##### AVAILABLE DATA

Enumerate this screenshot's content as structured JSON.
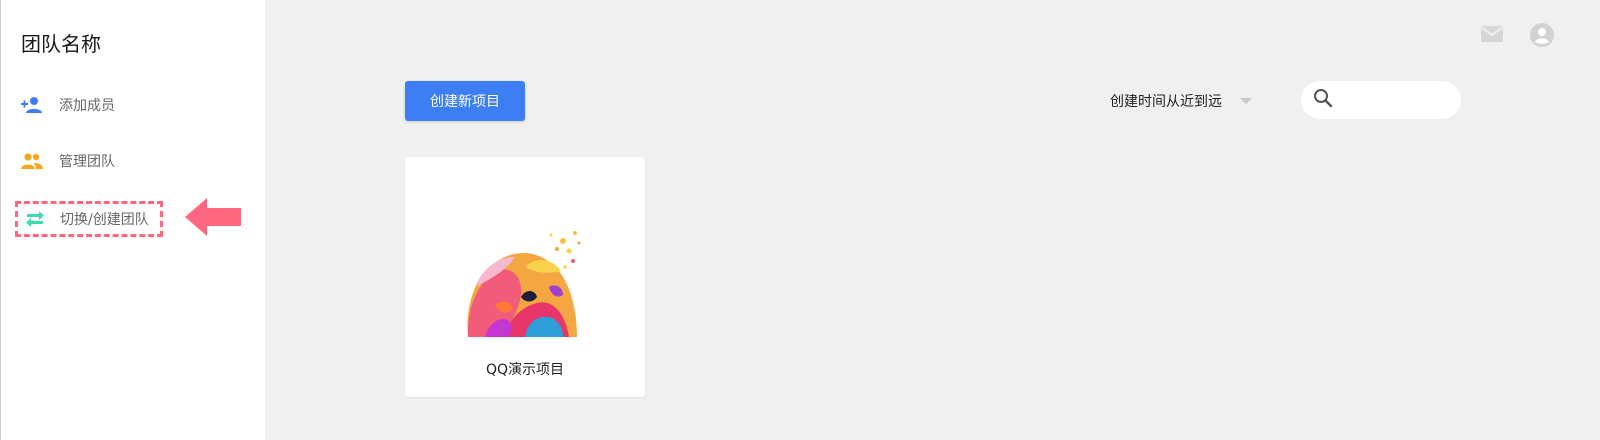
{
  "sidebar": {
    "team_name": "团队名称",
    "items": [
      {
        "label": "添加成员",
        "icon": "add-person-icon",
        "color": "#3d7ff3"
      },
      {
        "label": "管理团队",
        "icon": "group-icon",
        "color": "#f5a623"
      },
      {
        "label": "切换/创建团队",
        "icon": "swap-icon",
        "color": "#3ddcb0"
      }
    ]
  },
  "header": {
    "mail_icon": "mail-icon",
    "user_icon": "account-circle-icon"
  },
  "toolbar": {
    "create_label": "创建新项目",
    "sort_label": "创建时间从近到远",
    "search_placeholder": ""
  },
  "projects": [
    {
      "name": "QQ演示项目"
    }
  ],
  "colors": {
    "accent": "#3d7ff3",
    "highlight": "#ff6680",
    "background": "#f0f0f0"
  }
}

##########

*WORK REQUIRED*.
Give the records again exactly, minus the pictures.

*RESULT BELOW*.
Enumerate this screenshot's content as structured JSON.
{
  "sidebar": {
    "team_name": "团队名称",
    "items": [
      {
        "label": "添加成员",
        "icon": "add-person-icon",
        "color": "#3d7ff3"
      },
      {
        "label": "管理团队",
        "icon": "group-icon",
        "color": "#f5a623"
      },
      {
        "label": "切换/创建团队",
        "icon": "swap-icon",
        "color": "#3ddcb0"
      }
    ]
  },
  "header": {
    "mail_icon": "mail-icon",
    "user_icon": "account-circle-icon"
  },
  "toolbar": {
    "create_label": "创建新项目",
    "sort_label": "创建时间从近到远",
    "search_placeholder": ""
  },
  "projects": [
    {
      "name": "QQ演示项目"
    }
  ],
  "colors": {
    "accent": "#3d7ff3",
    "highlight": "#ff6680",
    "background": "#f0f0f0"
  }
}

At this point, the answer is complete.